The county calculates the average building footprint with average impervious area to decide how much each home’s owner should pay. Properties with a less-than-average building footprint pay half the fee, or $15.30. Properties with an average building footprint would pay $30. Properties with more than the average building footprint would pay $49.80, unless a property is greater than 6,000 square feet.
In those cases, the county measures that property’s impervious area using aerial data and charges $30 per 4,011 square feet of impervious surface.
The county expects to generate $1.3 million in revenue from the 2017-2018 assessment. Half of that will go toward drainage improvements to reduce flooding. Of the remaining half, 75 percent will go to cleaning polluted water, and 25 percent will go to promoting water quality awareness, Bird said.
“Some of these things are public benefits,” Bird said. “It’s not like cable TV.”
Manual for developers
The environmental protection department is also working on a code for new development within the county. Today, the ordinance focuses less on water quality and more on flooding issues.
Bird said the code is months away from being ready for county commissioners’ review, as his team is working on a third draft. The first two were published in 2016.

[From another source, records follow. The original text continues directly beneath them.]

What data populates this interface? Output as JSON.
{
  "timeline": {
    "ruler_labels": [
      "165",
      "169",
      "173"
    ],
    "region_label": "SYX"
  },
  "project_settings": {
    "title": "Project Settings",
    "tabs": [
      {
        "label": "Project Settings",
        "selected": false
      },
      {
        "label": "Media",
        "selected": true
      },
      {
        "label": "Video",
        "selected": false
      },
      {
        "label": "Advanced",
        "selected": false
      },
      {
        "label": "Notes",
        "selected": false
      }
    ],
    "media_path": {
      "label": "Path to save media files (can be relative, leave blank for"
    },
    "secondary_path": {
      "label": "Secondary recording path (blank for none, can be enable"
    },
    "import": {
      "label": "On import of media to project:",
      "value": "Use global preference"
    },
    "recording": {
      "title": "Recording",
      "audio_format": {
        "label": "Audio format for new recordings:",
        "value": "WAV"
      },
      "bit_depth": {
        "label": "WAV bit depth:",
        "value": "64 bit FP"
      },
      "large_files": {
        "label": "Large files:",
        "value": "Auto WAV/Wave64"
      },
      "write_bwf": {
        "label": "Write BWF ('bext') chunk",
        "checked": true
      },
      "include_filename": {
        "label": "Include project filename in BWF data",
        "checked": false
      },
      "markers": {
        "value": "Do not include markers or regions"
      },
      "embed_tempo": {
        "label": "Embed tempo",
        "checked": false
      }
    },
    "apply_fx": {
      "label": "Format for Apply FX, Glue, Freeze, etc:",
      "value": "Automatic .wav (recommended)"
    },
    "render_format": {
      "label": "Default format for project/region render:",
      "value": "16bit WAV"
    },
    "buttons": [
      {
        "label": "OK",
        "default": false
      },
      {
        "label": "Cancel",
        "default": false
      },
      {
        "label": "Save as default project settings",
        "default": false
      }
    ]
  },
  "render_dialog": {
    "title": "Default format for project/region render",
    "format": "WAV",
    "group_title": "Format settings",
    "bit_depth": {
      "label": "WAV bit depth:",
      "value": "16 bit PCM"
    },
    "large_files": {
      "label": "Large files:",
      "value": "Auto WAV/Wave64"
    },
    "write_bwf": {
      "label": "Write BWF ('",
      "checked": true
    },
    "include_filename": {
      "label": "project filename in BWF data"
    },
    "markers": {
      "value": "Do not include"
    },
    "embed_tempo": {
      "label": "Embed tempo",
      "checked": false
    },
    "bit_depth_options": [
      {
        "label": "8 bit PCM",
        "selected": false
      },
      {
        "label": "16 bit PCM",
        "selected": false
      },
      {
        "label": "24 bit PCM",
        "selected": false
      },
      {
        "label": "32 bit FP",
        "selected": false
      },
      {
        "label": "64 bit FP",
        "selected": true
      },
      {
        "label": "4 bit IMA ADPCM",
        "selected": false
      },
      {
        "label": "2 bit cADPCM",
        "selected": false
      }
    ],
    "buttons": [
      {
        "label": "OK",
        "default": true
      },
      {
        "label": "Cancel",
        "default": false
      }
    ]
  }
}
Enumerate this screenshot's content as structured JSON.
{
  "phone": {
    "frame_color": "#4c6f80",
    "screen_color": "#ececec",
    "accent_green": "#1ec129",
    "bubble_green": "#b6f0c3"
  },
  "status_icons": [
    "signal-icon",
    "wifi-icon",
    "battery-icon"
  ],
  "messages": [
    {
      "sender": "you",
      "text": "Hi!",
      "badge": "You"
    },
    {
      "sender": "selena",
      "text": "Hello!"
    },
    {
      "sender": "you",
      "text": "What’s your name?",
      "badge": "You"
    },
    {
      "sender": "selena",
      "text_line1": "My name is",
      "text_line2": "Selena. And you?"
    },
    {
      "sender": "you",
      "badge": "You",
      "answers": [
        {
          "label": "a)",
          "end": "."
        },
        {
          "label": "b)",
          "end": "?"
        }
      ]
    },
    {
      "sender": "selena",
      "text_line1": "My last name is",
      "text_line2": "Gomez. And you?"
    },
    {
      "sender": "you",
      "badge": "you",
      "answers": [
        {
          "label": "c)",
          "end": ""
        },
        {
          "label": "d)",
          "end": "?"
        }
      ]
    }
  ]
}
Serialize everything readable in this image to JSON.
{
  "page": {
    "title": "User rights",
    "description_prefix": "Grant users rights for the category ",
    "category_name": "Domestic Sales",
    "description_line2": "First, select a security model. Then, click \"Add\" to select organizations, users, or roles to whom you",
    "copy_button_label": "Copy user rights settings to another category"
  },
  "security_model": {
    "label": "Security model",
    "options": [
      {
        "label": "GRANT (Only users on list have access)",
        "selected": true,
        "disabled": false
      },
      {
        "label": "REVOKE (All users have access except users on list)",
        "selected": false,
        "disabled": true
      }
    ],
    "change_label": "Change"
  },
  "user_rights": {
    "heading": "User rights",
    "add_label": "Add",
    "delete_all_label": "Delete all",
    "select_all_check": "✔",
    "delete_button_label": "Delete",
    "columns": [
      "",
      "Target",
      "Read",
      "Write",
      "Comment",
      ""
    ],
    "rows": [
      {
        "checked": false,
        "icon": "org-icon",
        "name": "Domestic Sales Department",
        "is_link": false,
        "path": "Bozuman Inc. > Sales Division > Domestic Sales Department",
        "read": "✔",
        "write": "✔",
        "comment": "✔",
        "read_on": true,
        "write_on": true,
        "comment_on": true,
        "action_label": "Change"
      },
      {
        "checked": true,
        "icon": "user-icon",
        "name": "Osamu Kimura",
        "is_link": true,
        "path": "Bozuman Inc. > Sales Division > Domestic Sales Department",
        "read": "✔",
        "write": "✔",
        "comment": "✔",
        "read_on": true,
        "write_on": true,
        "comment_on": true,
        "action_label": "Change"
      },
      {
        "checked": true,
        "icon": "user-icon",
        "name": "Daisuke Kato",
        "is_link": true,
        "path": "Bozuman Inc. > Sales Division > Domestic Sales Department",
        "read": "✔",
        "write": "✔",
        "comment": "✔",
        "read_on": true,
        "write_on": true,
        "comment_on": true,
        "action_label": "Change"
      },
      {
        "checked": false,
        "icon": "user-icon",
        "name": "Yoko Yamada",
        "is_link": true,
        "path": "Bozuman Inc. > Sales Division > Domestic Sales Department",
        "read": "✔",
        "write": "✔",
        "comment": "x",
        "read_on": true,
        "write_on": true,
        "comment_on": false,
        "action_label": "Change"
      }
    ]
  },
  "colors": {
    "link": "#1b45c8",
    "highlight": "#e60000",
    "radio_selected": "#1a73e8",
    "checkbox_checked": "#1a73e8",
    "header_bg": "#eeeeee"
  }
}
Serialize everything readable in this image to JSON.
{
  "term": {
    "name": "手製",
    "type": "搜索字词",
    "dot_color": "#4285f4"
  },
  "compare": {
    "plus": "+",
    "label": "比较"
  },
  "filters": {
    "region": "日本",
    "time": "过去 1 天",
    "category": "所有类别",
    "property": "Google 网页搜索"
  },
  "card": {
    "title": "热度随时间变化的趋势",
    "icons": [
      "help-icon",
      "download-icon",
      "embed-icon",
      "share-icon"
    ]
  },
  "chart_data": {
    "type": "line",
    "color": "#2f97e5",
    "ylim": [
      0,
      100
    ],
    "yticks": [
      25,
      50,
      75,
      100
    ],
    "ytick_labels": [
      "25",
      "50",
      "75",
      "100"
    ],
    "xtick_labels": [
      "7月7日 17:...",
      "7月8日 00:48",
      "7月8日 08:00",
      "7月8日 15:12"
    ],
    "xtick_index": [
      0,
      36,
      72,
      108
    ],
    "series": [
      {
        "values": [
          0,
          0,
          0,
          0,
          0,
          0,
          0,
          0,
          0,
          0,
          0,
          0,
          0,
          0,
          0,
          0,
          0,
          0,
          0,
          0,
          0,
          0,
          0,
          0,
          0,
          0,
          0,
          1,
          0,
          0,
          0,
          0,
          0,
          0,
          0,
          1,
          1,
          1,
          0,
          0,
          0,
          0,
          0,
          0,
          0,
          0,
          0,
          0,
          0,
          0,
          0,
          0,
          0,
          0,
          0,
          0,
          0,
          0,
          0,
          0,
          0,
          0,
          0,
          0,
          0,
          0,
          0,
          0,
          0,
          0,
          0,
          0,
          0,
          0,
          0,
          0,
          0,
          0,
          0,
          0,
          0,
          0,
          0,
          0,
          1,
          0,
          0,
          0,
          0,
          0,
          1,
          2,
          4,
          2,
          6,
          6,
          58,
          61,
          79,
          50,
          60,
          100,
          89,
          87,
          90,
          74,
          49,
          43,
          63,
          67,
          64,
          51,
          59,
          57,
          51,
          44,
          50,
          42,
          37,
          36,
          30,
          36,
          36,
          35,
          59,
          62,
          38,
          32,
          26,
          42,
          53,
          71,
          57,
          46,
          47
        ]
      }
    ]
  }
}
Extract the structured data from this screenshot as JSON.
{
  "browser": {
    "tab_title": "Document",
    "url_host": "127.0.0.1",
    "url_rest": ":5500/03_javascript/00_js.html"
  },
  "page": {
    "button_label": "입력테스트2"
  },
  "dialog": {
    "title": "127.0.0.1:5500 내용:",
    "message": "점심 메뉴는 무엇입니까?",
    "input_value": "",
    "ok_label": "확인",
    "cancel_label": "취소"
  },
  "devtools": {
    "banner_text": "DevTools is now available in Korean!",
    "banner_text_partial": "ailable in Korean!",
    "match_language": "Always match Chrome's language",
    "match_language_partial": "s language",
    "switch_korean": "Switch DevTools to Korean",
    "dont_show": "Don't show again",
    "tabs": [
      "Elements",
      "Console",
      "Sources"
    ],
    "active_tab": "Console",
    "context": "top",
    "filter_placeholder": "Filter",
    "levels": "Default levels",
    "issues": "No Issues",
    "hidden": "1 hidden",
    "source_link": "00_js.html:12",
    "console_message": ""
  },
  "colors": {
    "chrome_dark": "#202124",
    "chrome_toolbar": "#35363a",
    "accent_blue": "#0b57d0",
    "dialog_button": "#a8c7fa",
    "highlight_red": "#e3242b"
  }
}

Rory Causseaux, CEO of the engineering firm CHW, said it’s typical for development codes to include presumption of compliance, which assumes if developers meet the construction standards then they’ll also meet the pollution standards, even though pollution output won’t be measured.
But research shows the county codes’ presumptions are wrong. While developers follow guidance to reduce pollution levels by certain percentages, those actions don’t actually reduce pollution levels by the necessary quota.
Bird agreed the current codes are based on research now more than 20 years old and haven’t met the goals they were designed to deliver.
The county’s stormwater assessment now needs to develop funds to pay for “legacy pollution,” Bird said, and new development codes need to follow research that could work toward protecting the environment.
“The pollution didn’t happen overnight,” he said.
The ground in Alachua County is different on the east from the west.
East of I-75, a clay layer between soil and the Floridan Aquifer naturally filters the water slowly enough for natural bacteria to treat pollution.
West of I-75, though, the ground is sandy all the way to the aquifer, so stormwater percolates the layers of dirt too quickly for much of anything to filter out pollutants once it hits the ground.
Part of the county is managed by the St. Johns River Water Management District, and part is managed by the Suwannee River Water Management District. Bird said those regulations also focus more on flood issues, but Causseaux said developers were wary of juggling different criteria between the county and water management districts.
Livingston said by 2000, state environmental protection workers knew best-practice managements were out of date. Research began raising questions about whether unfiltered pollutants take days, months or years to show up in surface water.
It’s also unclear how much nitrogen and phosphorous are already being removed by nature or by developments’ filtering practices. A code with a pollutant reduction goal of 70 percent is difficult to enforce, since no one knows what 100 percent of a development’s raw pollutants might be.
Causseaux said he wanted the county to have more certainty that its proposed solutions will have an impact on pollution before making mandates for developers.
“We need to know how effective we’re being now with our current best practices,” Causseaux said.
That changes the costs of development. Preventative techniques, like adding filtering material to the bottom of developments’ basins, costs money.
But so does cleaning up decades of pollution.
“There are certainly things we can do to improve the situation,” said Clark, the UF researcher. “I don’t think you can walk away from it. You’re not going to have a 100 percent solving of it, either.”
photo by Brad McClenny, Gainesville Sun